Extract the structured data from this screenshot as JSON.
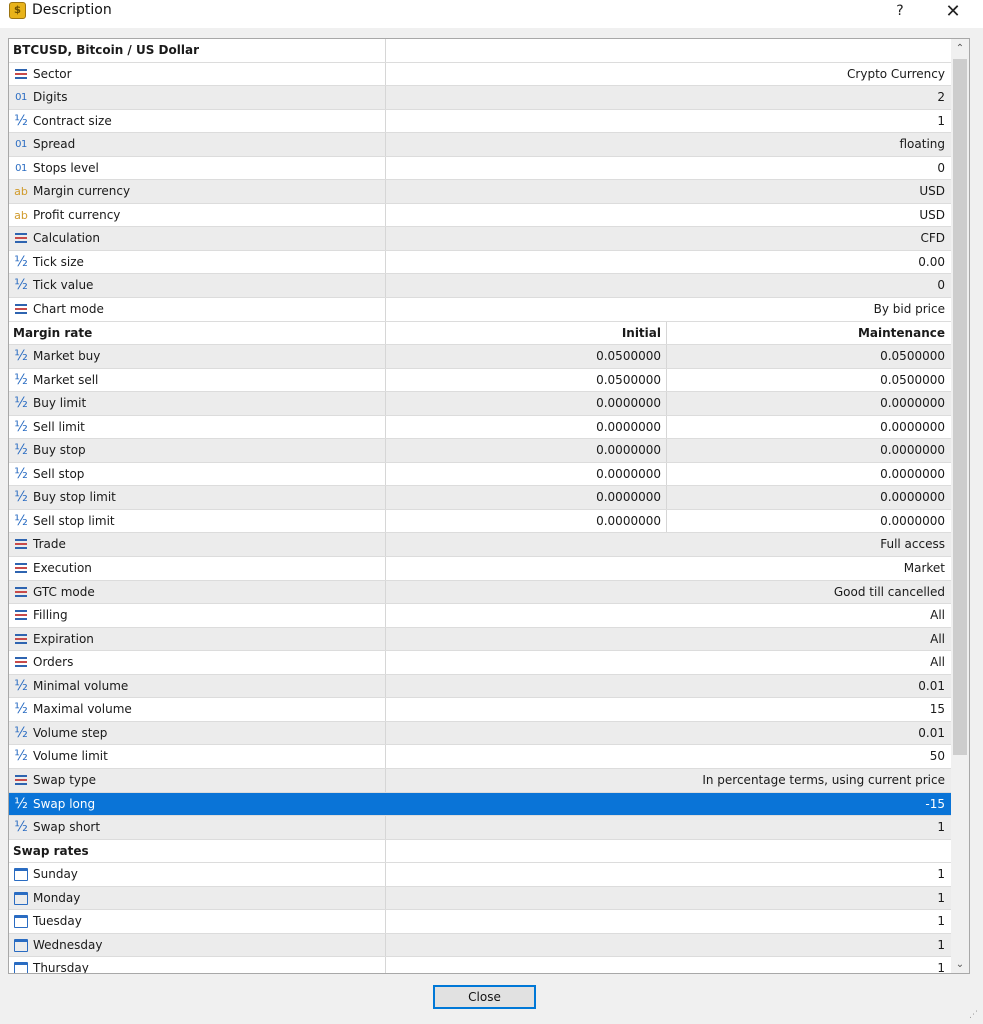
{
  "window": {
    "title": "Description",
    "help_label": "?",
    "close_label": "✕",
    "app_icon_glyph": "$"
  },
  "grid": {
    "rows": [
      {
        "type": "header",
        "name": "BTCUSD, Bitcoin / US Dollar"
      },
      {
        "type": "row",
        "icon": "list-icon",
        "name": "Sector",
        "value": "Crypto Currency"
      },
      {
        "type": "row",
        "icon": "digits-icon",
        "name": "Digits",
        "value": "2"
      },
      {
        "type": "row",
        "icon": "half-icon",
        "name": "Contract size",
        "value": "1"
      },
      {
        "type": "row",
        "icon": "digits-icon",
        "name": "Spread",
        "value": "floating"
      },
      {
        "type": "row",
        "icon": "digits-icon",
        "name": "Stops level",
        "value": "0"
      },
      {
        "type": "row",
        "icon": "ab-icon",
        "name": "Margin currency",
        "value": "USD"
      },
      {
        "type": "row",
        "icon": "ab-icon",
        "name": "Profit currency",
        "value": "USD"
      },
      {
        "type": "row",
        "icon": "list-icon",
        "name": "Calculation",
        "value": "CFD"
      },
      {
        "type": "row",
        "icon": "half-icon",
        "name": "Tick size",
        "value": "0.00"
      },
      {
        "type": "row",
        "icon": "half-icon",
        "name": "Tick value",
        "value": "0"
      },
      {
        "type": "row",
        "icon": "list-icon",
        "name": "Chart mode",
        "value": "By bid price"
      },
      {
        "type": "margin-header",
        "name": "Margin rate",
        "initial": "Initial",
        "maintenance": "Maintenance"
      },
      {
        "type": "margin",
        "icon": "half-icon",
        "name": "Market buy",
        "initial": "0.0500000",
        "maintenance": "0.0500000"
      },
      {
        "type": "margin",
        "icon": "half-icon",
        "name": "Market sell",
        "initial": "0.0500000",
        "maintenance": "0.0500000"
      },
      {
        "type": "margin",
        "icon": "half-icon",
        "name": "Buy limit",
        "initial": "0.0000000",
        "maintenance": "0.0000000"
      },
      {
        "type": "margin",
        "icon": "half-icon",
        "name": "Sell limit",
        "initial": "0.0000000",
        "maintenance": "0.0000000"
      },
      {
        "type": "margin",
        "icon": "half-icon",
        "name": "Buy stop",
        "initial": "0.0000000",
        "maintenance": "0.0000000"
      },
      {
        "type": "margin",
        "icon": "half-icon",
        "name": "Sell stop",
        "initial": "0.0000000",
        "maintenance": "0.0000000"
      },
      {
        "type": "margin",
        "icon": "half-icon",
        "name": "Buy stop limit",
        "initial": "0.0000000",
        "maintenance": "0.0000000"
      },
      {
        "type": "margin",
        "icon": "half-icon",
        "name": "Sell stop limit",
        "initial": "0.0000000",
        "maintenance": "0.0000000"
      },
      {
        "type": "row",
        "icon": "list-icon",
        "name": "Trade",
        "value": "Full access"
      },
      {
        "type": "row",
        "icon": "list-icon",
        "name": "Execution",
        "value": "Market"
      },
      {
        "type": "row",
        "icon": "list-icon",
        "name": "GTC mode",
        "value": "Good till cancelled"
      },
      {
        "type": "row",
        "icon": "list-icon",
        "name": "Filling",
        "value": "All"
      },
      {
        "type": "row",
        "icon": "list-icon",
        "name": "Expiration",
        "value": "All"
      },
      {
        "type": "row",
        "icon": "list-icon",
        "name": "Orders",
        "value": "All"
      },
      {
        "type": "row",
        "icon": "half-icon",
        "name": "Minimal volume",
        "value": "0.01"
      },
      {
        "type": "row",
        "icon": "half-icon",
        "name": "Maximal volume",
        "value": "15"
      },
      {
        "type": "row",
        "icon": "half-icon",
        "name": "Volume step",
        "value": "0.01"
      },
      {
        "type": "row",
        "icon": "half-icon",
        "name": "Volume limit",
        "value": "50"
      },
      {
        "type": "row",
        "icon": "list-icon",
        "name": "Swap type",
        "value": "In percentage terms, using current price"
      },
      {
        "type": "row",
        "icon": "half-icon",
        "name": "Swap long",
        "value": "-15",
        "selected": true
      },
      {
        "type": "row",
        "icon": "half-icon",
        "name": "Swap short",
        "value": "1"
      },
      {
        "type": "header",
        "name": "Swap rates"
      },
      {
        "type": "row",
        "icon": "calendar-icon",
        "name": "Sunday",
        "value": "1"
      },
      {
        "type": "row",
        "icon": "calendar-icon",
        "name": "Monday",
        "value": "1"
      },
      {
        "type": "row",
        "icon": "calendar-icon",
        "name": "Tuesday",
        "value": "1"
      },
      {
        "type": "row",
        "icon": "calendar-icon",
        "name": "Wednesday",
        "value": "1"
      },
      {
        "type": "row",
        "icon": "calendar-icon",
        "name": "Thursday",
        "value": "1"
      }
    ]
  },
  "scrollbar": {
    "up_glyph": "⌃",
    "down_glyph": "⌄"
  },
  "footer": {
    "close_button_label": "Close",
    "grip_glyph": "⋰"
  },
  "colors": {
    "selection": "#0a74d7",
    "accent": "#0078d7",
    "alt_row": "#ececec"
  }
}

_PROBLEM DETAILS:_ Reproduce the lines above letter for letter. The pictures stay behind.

_RESULT OF THE EXERCISE:_
Extract the structured data from this screenshot as JSON.
{
  "window": {
    "title": "Description",
    "help_label": "?",
    "close_label": "✕",
    "app_icon_glyph": "$"
  },
  "grid": {
    "rows": [
      {
        "type": "header",
        "name": "BTCUSD, Bitcoin / US Dollar"
      },
      {
        "type": "row",
        "icon": "list-icon",
        "name": "Sector",
        "value": "Crypto Currency"
      },
      {
        "type": "row",
        "icon": "digits-icon",
        "name": "Digits",
        "value": "2"
      },
      {
        "type": "row",
        "icon": "half-icon",
        "name": "Contract size",
        "value": "1"
      },
      {
        "type": "row",
        "icon": "digits-icon",
        "name": "Spread",
        "value": "floating"
      },
      {
        "type": "row",
        "icon": "digits-icon",
        "name": "Stops level",
        "value": "0"
      },
      {
        "type": "row",
        "icon": "ab-icon",
        "name": "Margin currency",
        "value": "USD"
      },
      {
        "type": "row",
        "icon": "ab-icon",
        "name": "Profit currency",
        "value": "USD"
      },
      {
        "type": "row",
        "icon": "list-icon",
        "name": "Calculation",
        "value": "CFD"
      },
      {
        "type": "row",
        "icon": "half-icon",
        "name": "Tick size",
        "value": "0.00"
      },
      {
        "type": "row",
        "icon": "half-icon",
        "name": "Tick value",
        "value": "0"
      },
      {
        "type": "row",
        "icon": "list-icon",
        "name": "Chart mode",
        "value": "By bid price"
      },
      {
        "type": "margin-header",
        "name": "Margin rate",
        "initial": "Initial",
        "maintenance": "Maintenance"
      },
      {
        "type": "margin",
        "icon": "half-icon",
        "name": "Market buy",
        "initial": "0.0500000",
        "maintenance": "0.0500000"
      },
      {
        "type": "margin",
        "icon": "half-icon",
        "name": "Market sell",
        "initial": "0.0500000",
        "maintenance": "0.0500000"
      },
      {
        "type": "margin",
        "icon": "half-icon",
        "name": "Buy limit",
        "initial": "0.0000000",
        "maintenance": "0.0000000"
      },
      {
        "type": "margin",
        "icon": "half-icon",
        "name": "Sell limit",
        "initial": "0.0000000",
        "maintenance": "0.0000000"
      },
      {
        "type": "margin",
        "icon": "half-icon",
        "name": "Buy stop",
        "initial": "0.0000000",
        "maintenance": "0.0000000"
      },
      {
        "type": "margin",
        "icon": "half-icon",
        "name": "Sell stop",
        "initial": "0.0000000",
        "maintenance": "0.0000000"
      },
      {
        "type": "margin",
        "icon": "half-icon",
        "name": "Buy stop limit",
        "initial": "0.0000000",
        "maintenance": "0.0000000"
      },
      {
        "type": "margin",
        "icon": "half-icon",
        "name": "Sell stop limit",
        "initial": "0.0000000",
        "maintenance": "0.0000000"
      },
      {
        "type": "row",
        "icon": "list-icon",
        "name": "Trade",
        "value": "Full access"
      },
      {
        "type": "row",
        "icon": "list-icon",
        "name": "Execution",
        "value": "Market"
      },
      {
        "type": "row",
        "icon": "list-icon",
        "name": "GTC mode",
        "value": "Good till cancelled"
      },
      {
        "type": "row",
        "icon": "list-icon",
        "name": "Filling",
        "value": "All"
      },
      {
        "type": "row",
        "icon": "list-icon",
        "name": "Expiration",
        "value": "All"
      },
      {
        "type": "row",
        "icon": "list-icon",
        "name": "Orders",
        "value": "All"
      },
      {
        "type": "row",
        "icon": "half-icon",
        "name": "Minimal volume",
        "value": "0.01"
      },
      {
        "type": "row",
        "icon": "half-icon",
        "name": "Maximal volume",
        "value": "15"
      },
      {
        "type": "row",
        "icon": "half-icon",
        "name": "Volume step",
        "value": "0.01"
      },
      {
        "type": "row",
        "icon": "half-icon",
        "name": "Volume limit",
        "value": "50"
      },
      {
        "type": "row",
        "icon": "list-icon",
        "name": "Swap type",
        "value": "In percentage terms, using current price"
      },
      {
        "type": "row",
        "icon": "half-icon",
        "name": "Swap long",
        "value": "-15",
        "selected": true
      },
      {
        "type": "row",
        "icon": "half-icon",
        "name": "Swap short",
        "value": "1"
      },
      {
        "type": "header",
        "name": "Swap rates"
      },
      {
        "type": "row",
        "icon": "calendar-icon",
        "name": "Sunday",
        "value": "1"
      },
      {
        "type": "row",
        "icon": "calendar-icon",
        "name": "Monday",
        "value": "1"
      },
      {
        "type": "row",
        "icon": "calendar-icon",
        "name": "Tuesday",
        "value": "1"
      },
      {
        "type": "row",
        "icon": "calendar-icon",
        "name": "Wednesday",
        "value": "1"
      },
      {
        "type": "row",
        "icon": "calendar-icon",
        "name": "Thursday",
        "value": "1"
      }
    ]
  },
  "scrollbar": {
    "up_glyph": "⌃",
    "down_glyph": "⌄"
  },
  "footer": {
    "close_button_label": "Close",
    "grip_glyph": "⋰"
  },
  "colors": {
    "selection": "#0a74d7",
    "accent": "#0078d7",
    "alt_row": "#ececec"
  }
}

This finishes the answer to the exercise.